Scan the data for "subject" and copy each matching line.

Page and application data records
+===+

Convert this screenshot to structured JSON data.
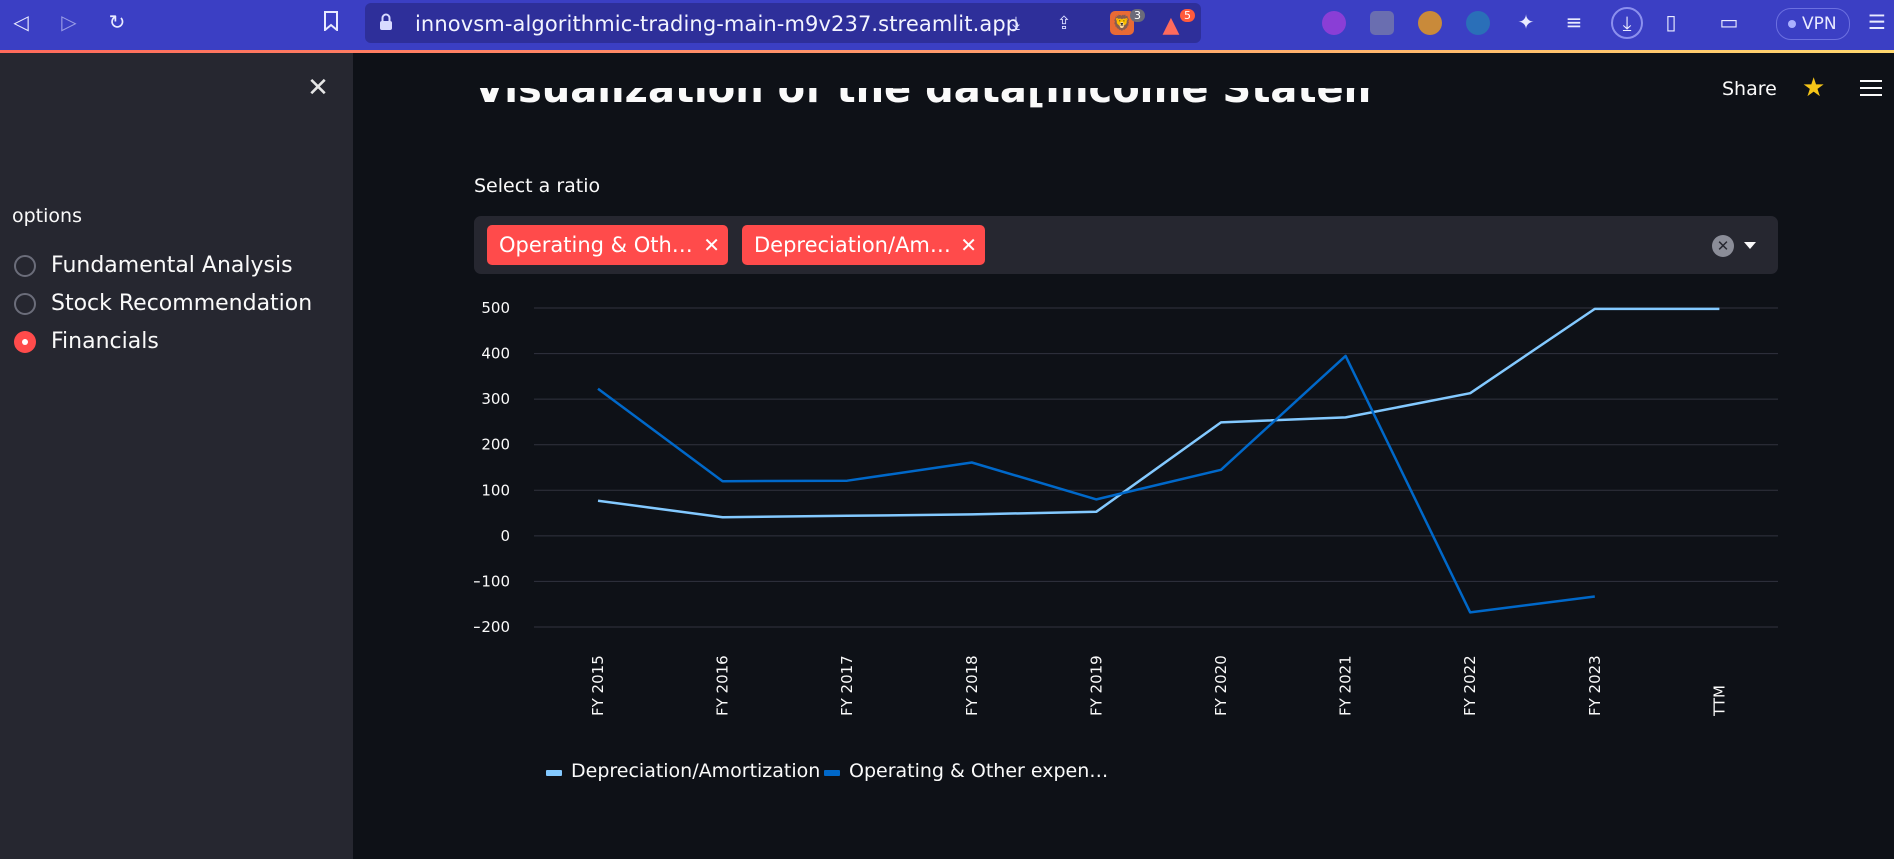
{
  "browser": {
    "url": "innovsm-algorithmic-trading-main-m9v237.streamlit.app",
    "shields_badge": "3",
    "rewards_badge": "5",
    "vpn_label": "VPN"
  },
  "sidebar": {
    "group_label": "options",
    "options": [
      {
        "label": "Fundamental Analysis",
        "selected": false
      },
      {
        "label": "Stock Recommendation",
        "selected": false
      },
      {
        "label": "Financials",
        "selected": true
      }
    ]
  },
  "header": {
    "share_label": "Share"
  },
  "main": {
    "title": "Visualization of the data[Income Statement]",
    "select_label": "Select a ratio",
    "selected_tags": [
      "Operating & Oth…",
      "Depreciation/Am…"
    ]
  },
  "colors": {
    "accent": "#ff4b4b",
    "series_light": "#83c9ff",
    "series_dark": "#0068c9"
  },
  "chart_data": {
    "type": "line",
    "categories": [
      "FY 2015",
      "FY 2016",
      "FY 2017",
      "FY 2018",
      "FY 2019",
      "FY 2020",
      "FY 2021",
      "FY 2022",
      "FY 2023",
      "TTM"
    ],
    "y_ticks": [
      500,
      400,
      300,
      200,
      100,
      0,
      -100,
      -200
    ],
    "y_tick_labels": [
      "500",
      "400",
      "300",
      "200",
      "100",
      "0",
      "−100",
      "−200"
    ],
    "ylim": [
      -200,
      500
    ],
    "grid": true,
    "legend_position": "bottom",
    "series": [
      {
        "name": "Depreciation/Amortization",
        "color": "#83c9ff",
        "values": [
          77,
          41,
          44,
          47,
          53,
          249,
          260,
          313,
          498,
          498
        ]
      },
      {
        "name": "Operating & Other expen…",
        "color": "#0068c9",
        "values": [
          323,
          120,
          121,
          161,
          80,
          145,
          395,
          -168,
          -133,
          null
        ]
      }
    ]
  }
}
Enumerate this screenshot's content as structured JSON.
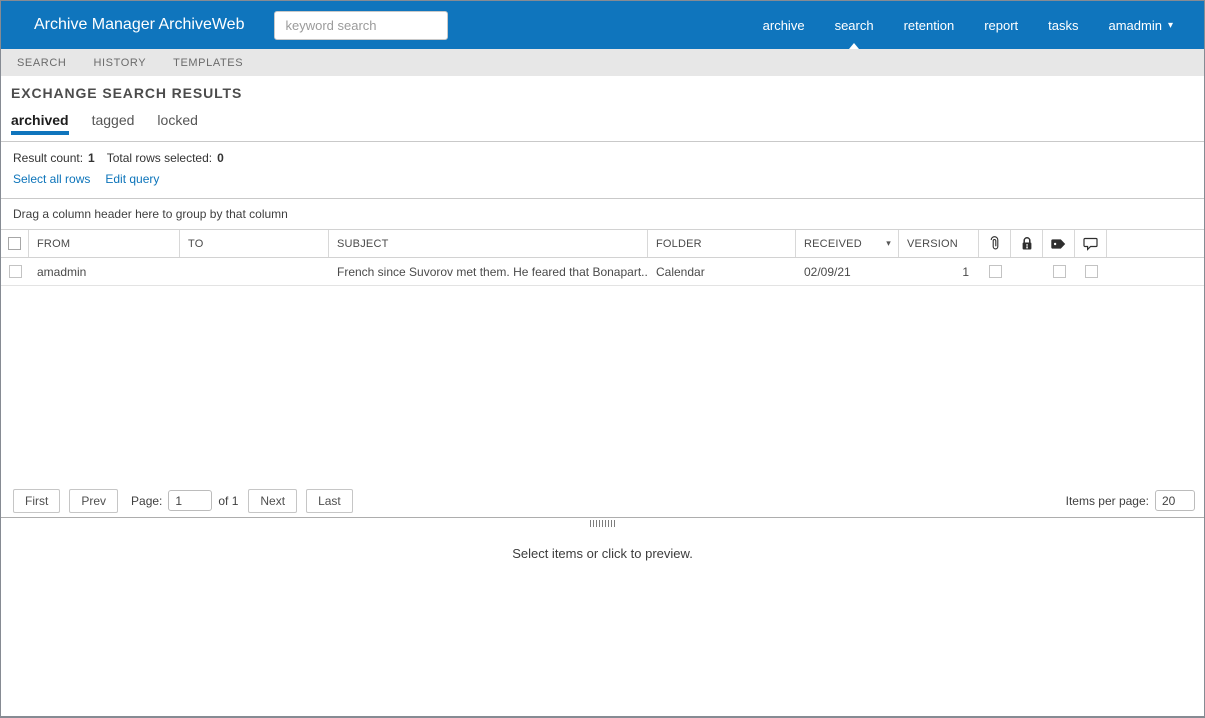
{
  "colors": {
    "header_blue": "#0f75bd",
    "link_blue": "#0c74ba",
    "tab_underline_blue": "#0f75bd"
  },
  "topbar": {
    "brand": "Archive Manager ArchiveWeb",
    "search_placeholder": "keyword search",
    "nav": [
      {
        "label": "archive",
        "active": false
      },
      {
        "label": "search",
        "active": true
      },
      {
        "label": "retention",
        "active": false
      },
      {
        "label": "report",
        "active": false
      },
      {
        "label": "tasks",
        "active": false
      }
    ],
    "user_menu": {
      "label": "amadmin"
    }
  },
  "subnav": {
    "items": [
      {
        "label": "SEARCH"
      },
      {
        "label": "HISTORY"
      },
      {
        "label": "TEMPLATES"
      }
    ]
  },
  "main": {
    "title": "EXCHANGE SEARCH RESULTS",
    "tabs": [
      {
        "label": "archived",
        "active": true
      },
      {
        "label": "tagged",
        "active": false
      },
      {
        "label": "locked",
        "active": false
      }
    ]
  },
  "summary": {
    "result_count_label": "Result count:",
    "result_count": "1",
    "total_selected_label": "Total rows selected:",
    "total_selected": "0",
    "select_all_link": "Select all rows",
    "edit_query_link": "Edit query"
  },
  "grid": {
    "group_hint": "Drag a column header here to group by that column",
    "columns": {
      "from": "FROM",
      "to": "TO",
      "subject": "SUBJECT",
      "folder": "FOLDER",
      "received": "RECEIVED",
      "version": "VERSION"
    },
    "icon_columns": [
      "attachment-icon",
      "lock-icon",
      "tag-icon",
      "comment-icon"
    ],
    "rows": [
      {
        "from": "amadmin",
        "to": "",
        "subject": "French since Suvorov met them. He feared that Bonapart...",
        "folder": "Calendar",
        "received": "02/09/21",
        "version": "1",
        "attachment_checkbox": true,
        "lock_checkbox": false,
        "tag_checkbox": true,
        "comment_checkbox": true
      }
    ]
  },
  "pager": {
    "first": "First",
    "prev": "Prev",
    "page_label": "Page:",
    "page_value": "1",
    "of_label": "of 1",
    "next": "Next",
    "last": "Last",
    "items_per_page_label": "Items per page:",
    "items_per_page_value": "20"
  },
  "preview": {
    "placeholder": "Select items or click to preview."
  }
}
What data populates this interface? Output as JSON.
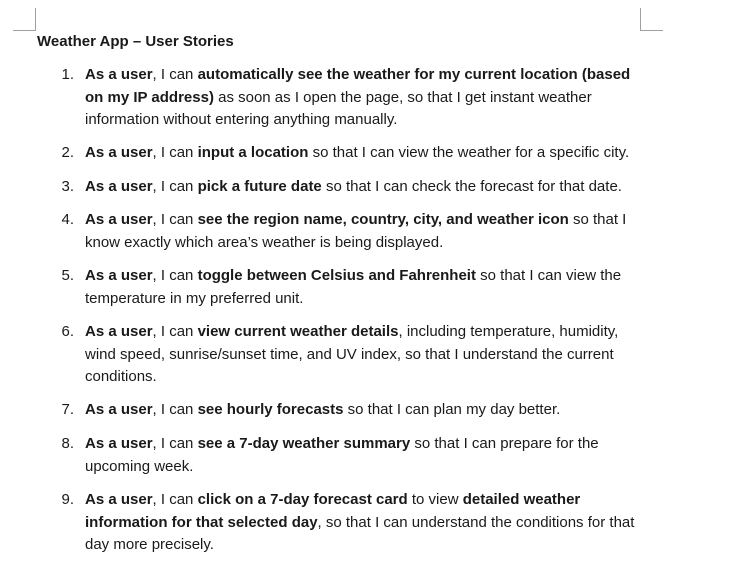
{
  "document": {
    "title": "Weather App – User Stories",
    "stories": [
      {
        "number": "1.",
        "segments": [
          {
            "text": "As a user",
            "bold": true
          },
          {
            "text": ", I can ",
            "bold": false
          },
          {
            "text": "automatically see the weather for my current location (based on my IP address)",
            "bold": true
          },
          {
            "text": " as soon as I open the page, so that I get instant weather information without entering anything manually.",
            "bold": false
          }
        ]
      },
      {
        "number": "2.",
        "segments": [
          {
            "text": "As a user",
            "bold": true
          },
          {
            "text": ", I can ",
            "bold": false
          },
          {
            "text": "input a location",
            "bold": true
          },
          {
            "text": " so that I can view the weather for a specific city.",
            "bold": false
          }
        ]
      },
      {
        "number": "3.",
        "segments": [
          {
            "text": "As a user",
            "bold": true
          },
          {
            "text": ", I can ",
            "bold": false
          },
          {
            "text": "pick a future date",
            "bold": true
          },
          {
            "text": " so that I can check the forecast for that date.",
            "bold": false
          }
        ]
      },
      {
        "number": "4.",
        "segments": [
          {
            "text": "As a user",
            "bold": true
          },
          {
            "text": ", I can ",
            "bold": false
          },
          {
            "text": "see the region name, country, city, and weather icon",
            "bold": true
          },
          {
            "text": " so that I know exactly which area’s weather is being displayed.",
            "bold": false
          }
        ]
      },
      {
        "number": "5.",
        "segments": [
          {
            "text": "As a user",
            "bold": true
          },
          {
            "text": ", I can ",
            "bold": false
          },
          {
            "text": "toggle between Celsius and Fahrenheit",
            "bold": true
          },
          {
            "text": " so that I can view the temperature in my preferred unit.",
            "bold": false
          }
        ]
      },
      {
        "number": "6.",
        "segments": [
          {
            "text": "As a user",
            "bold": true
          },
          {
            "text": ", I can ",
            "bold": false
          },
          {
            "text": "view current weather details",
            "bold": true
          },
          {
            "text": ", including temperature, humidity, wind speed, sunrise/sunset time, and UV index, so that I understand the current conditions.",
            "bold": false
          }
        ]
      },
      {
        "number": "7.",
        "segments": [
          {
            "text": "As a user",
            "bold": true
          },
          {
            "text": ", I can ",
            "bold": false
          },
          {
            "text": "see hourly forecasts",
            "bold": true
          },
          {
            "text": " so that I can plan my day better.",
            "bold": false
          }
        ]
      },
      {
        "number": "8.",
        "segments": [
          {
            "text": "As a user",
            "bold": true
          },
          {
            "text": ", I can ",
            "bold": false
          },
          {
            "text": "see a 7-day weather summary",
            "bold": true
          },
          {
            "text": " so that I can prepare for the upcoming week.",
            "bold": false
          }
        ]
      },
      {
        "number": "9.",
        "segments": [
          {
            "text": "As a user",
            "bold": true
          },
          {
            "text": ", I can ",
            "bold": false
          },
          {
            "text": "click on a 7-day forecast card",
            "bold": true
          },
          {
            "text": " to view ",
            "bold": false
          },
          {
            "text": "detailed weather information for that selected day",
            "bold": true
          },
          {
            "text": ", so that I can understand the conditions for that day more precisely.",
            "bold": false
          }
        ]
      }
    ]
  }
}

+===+

RESULT
      "subject": "SUBJECT",
        "subject": "French since Suvorov met them. He feared that Bonapart...",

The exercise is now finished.